▶ **EXERCISE GOAL**
Show every line of the data below that includes the word "JSON".

Data entries:
* * * * * * * * *

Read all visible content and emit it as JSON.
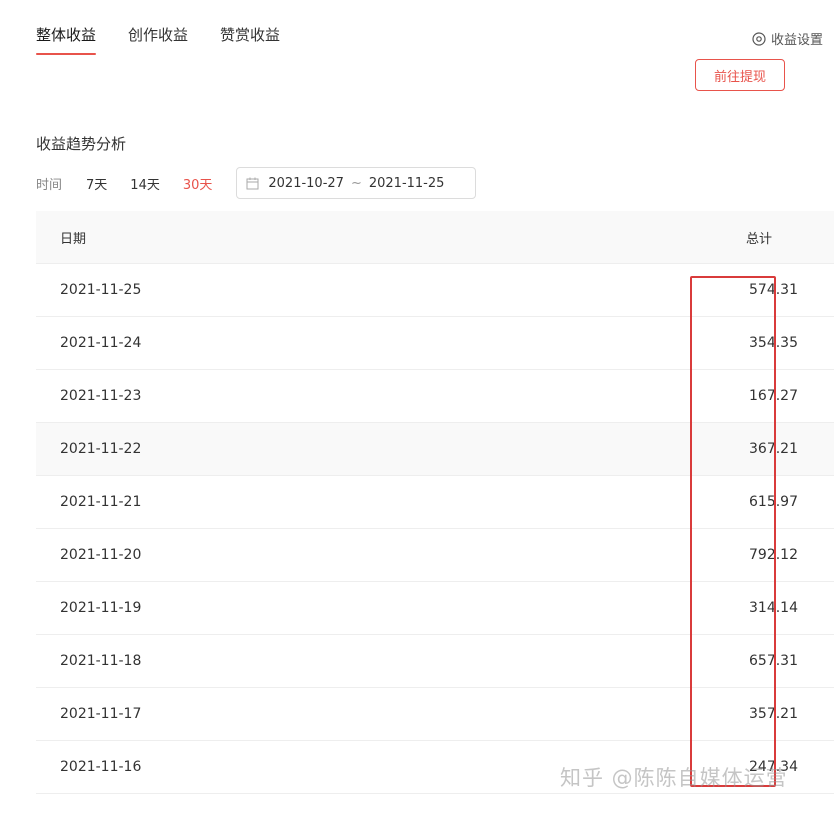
{
  "tabs": [
    {
      "label": "整体收益",
      "active": true
    },
    {
      "label": "创作收益",
      "active": false
    },
    {
      "label": "赞赏收益",
      "active": false
    }
  ],
  "settings": {
    "label": "收益设置",
    "icon": "target-icon"
  },
  "withdraw": {
    "label": "前往提现"
  },
  "section": {
    "title": "收益趋势分析"
  },
  "filter": {
    "label": "时间",
    "ranges": [
      "7天",
      "14天",
      "30天"
    ],
    "active_range": "30天",
    "date_start": "2021-10-27",
    "date_sep": "~",
    "date_end": "2021-11-25"
  },
  "table": {
    "headers": {
      "date": "日期",
      "total": "总计"
    },
    "rows": [
      {
        "date": "2021-11-25",
        "total": "574.31"
      },
      {
        "date": "2021-11-24",
        "total": "354.35"
      },
      {
        "date": "2021-11-23",
        "total": "167.27"
      },
      {
        "date": "2021-11-22",
        "total": "367.21"
      },
      {
        "date": "2021-11-21",
        "total": "615.97"
      },
      {
        "date": "2021-11-20",
        "total": "792.12"
      },
      {
        "date": "2021-11-19",
        "total": "314.14"
      },
      {
        "date": "2021-11-18",
        "total": "657.31"
      },
      {
        "date": "2021-11-17",
        "total": "357.21"
      },
      {
        "date": "2021-11-16",
        "total": "247.34"
      }
    ]
  },
  "watermark": "知乎 @陈陈自媒体运营",
  "colors": {
    "accent": "#e8534b",
    "highlight_box": "#d93b3b"
  }
}
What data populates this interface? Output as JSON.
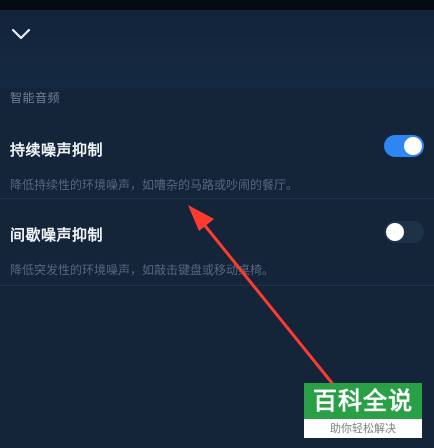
{
  "header": {
    "back_icon": "chevron-down-icon"
  },
  "section": {
    "title": "智能音频"
  },
  "settings": [
    {
      "title": "持续噪声抑制",
      "description": "降低持续性的环境噪声，如嘈杂的马路或吵闹的餐厅。",
      "enabled": true
    },
    {
      "title": "间歇噪声抑制",
      "description": "降低突发性的环境噪声，如敲击键盘或移动桌椅。",
      "enabled": false
    }
  ],
  "watermark": {
    "brand": "百科全说",
    "slogan": "助你轻松解决"
  },
  "colors": {
    "background": "#14253a",
    "switch_on": "#2f86f2",
    "arrow": "#ff3b30",
    "watermark_green": "#2aa046"
  }
}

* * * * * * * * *

▶ **RESPONSE BELOW**
Read all visible content and emit it as JSON.
What data populates this interface? Output as JSON.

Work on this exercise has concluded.